- PROBLEM STATEMENT:
Copy each line below containing "heading".

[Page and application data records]
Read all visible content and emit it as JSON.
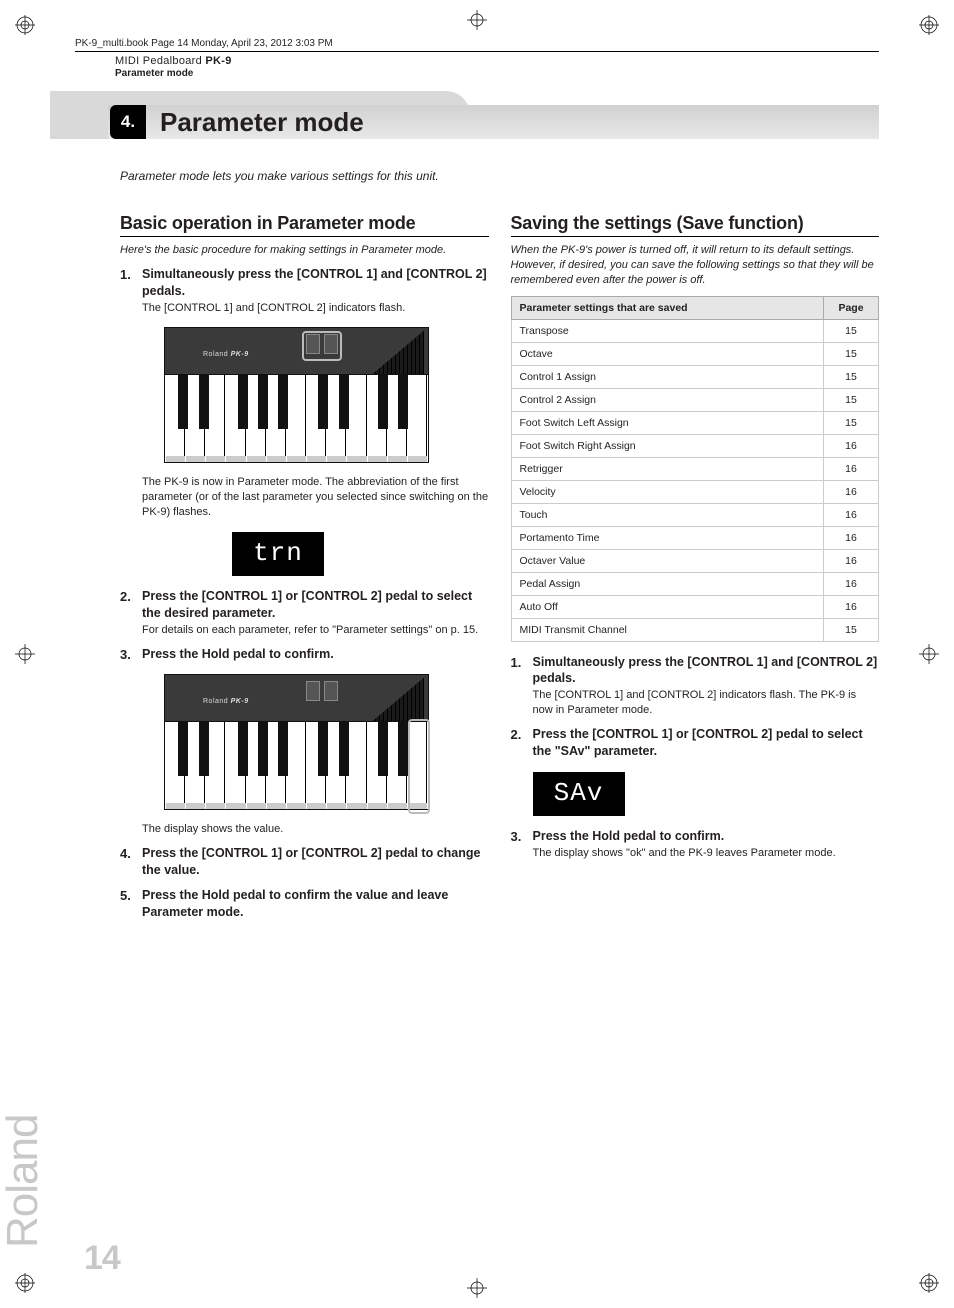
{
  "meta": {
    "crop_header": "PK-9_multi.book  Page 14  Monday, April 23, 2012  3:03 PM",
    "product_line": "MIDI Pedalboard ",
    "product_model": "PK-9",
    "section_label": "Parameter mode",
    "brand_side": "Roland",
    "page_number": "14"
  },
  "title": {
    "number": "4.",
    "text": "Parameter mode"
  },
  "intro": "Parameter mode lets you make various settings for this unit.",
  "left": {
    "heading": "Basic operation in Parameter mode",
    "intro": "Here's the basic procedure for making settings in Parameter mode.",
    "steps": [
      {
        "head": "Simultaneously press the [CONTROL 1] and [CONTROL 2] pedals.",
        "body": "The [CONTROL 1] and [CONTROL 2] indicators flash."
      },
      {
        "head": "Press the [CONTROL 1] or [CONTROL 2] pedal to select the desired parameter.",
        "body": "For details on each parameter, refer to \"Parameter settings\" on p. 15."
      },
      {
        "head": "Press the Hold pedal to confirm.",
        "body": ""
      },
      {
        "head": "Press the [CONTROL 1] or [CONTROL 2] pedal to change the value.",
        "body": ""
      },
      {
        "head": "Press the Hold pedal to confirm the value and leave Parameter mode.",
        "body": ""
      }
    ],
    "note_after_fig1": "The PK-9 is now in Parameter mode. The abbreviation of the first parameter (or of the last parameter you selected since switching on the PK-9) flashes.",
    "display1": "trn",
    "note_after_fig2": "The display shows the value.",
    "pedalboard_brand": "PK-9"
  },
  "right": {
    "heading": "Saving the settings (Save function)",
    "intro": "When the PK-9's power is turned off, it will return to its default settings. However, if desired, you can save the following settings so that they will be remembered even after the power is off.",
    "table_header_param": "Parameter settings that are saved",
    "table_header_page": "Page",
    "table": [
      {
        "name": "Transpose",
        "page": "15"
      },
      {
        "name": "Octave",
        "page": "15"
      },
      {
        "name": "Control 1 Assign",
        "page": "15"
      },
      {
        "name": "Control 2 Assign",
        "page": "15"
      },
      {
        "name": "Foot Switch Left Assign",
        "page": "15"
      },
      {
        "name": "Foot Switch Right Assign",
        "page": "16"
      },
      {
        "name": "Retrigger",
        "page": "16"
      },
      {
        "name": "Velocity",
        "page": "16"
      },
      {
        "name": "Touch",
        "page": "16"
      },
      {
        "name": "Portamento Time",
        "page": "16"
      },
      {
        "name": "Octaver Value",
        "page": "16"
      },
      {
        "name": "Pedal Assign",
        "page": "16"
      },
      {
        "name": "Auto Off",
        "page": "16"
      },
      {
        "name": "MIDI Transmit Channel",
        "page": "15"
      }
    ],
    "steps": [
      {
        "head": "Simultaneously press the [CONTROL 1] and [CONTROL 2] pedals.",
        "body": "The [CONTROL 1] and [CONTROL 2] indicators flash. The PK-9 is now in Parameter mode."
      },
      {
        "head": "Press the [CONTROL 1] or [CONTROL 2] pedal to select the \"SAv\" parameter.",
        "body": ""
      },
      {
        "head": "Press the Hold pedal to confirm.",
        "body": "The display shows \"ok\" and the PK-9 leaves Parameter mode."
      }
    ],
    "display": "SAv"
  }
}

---

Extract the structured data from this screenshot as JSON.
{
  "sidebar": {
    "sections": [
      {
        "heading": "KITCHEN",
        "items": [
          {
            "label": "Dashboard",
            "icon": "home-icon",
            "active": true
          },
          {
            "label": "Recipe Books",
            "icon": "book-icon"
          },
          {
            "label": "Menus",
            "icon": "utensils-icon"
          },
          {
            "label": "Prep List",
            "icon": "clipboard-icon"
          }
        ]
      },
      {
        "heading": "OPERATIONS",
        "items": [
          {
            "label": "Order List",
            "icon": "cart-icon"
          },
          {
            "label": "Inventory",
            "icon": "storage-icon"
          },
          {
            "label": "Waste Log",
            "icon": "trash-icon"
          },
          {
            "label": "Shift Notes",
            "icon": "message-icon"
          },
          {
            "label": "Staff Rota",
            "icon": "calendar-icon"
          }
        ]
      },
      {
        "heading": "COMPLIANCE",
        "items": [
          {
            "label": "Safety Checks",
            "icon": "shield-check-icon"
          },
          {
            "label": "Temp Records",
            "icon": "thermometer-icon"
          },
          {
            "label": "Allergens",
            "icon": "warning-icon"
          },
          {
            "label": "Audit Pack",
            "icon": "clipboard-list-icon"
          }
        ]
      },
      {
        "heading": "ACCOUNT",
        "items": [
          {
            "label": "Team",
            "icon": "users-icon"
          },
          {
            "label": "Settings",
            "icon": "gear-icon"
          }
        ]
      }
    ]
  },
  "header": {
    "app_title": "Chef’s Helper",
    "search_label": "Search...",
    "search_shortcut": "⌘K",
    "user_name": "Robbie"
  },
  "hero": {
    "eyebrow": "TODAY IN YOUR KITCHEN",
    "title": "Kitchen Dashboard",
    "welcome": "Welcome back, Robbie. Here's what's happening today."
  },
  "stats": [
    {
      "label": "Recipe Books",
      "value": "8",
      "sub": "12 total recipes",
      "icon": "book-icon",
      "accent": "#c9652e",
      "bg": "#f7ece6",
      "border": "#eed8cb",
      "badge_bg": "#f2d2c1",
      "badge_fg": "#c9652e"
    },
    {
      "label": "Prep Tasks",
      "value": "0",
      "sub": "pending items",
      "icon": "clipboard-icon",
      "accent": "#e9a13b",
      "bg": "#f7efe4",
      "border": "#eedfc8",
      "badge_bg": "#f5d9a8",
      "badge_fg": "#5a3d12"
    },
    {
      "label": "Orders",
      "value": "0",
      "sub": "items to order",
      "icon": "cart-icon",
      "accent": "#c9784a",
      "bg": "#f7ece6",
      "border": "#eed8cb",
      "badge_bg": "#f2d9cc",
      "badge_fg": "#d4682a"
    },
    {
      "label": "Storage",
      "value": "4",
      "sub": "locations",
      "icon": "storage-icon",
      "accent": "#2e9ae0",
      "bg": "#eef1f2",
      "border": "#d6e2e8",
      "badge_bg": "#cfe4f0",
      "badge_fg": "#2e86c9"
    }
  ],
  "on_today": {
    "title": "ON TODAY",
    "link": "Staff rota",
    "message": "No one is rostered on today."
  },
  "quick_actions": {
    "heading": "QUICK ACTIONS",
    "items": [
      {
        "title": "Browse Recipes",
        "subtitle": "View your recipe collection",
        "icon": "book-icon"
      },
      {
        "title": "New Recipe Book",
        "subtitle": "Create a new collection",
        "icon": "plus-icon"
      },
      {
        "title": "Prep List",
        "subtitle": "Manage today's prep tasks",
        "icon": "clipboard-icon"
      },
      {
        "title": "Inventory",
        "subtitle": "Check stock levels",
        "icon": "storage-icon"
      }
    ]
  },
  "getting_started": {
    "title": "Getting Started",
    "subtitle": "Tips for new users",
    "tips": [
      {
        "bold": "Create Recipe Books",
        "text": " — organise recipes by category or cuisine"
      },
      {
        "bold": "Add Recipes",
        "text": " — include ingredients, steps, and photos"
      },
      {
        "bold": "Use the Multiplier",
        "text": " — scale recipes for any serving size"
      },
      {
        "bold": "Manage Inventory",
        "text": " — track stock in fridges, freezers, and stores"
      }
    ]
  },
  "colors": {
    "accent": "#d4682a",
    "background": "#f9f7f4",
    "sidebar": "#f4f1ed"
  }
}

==

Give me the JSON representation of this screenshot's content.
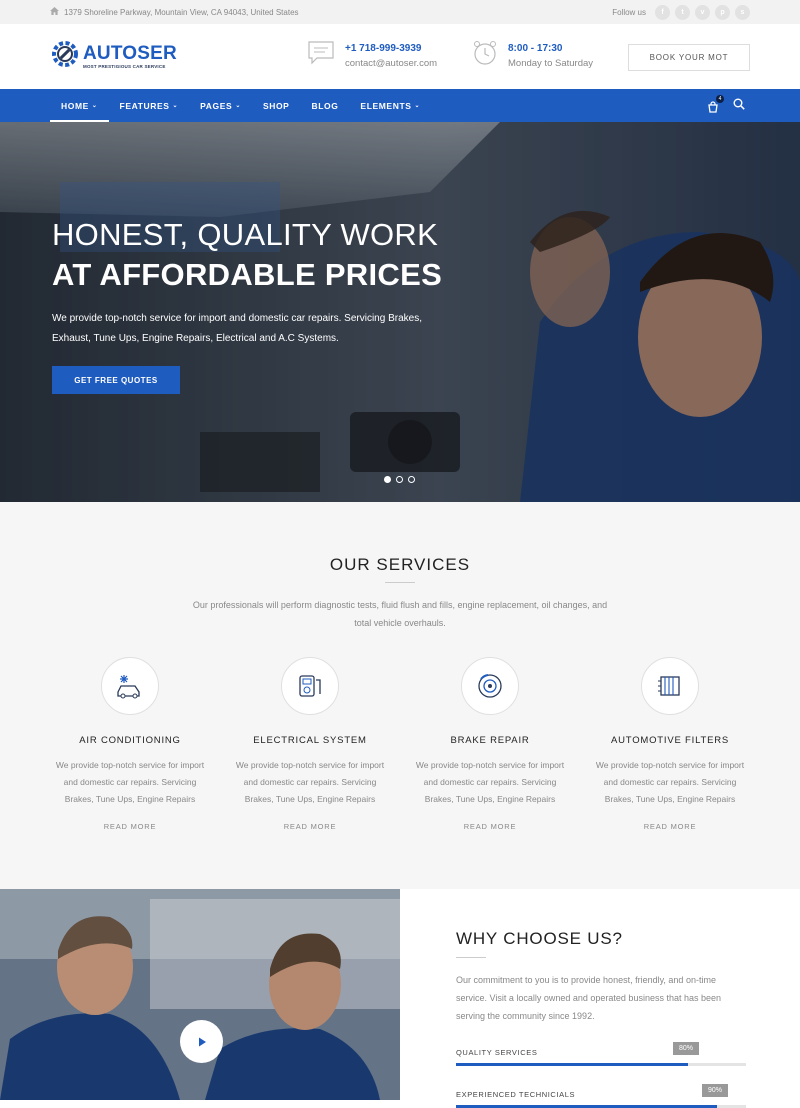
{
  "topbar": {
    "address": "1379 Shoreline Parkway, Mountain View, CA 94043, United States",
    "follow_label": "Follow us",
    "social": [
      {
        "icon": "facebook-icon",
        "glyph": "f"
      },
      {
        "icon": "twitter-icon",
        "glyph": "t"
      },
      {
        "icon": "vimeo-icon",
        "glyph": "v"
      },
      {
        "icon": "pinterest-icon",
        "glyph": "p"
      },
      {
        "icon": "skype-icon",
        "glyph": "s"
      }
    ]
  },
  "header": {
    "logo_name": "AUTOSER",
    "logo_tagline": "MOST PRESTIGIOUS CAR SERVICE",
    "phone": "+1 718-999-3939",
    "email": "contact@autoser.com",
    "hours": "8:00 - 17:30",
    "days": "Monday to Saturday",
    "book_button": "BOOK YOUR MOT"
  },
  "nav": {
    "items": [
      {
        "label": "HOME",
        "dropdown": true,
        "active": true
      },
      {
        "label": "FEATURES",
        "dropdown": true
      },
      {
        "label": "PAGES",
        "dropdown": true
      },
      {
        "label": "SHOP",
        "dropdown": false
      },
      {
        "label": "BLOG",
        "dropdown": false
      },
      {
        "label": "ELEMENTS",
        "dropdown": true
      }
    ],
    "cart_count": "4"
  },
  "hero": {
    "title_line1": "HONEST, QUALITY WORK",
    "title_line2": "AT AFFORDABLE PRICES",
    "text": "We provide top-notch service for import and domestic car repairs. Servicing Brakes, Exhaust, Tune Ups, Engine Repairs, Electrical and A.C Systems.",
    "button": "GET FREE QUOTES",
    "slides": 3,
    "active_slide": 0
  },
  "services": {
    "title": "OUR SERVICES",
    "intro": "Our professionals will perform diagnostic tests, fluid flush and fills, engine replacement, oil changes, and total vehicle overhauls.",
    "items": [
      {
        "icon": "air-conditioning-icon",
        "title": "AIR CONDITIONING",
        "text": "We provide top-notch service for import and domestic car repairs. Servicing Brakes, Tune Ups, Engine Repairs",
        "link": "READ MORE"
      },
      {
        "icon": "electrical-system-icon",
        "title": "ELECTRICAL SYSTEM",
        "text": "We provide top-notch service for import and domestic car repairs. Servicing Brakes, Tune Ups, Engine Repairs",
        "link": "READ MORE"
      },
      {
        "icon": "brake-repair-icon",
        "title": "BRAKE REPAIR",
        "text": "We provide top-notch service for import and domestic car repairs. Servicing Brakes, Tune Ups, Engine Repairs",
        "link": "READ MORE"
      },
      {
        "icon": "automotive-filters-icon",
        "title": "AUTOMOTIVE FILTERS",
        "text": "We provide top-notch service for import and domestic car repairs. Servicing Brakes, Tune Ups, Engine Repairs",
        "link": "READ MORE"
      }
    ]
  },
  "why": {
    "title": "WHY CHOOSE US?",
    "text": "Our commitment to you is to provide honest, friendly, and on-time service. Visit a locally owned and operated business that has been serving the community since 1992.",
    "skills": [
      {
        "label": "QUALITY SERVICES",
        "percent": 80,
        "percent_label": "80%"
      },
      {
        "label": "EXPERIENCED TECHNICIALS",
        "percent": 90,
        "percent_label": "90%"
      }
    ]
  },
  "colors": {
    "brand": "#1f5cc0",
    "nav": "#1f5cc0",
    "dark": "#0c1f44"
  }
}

- YOUR SOLUTION:
    "heading": "Basic operation in Parameter mode",
    "heading": "Saving the settings (Save function)",
        "heading": "KITCHEN",
        "heading": "OPERATIONS",
        "heading": "COMPLIANCE",
        "heading": "ACCOUNT",
    "heading": "QUICK ACTIONS",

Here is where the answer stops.